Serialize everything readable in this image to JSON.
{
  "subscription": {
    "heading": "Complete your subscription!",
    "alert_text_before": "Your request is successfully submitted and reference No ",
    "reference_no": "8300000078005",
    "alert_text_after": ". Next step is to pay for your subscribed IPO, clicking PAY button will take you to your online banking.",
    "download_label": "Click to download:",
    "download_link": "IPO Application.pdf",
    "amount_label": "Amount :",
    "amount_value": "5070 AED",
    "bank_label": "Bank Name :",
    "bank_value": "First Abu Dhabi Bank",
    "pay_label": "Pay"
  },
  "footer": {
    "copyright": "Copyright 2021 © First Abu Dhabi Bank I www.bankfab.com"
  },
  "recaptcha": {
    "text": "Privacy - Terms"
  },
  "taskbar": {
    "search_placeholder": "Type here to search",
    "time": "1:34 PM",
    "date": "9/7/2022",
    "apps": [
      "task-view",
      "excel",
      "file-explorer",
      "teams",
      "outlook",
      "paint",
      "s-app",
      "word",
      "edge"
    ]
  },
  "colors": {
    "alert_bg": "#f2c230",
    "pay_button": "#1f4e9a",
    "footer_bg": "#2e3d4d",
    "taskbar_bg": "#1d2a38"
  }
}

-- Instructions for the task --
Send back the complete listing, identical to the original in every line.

-- Answer below --
Serialize everything readable in this image to JSON.
{
  "subscription": {
    "heading": "Complete your subscription!",
    "alert_text_before": "Your request is successfully submitted and reference No ",
    "reference_no": "8300000078005",
    "alert_text_after": ". Next step is to pay for your subscribed IPO, clicking PAY button will take you to your online banking.",
    "download_label": "Click to download:",
    "download_link": "IPO Application.pdf",
    "amount_label": "Amount :",
    "amount_value": "5070 AED",
    "bank_label": "Bank Name :",
    "bank_value": "First Abu Dhabi Bank",
    "pay_label": "Pay"
  },
  "footer": {
    "copyright": "Copyright 2021 © First Abu Dhabi Bank I www.bankfab.com"
  },
  "recaptcha": {
    "text": "Privacy - Terms"
  },
  "taskbar": {
    "search_placeholder": "Type here to search",
    "time": "1:34 PM",
    "date": "9/7/2022",
    "apps": [
      "task-view",
      "excel",
      "file-explorer",
      "teams",
      "outlook",
      "paint",
      "s-app",
      "word",
      "edge"
    ]
  },
  "colors": {
    "alert_bg": "#f2c230",
    "pay_button": "#1f4e9a",
    "footer_bg": "#2e3d4d",
    "taskbar_bg": "#1d2a38"
  }
}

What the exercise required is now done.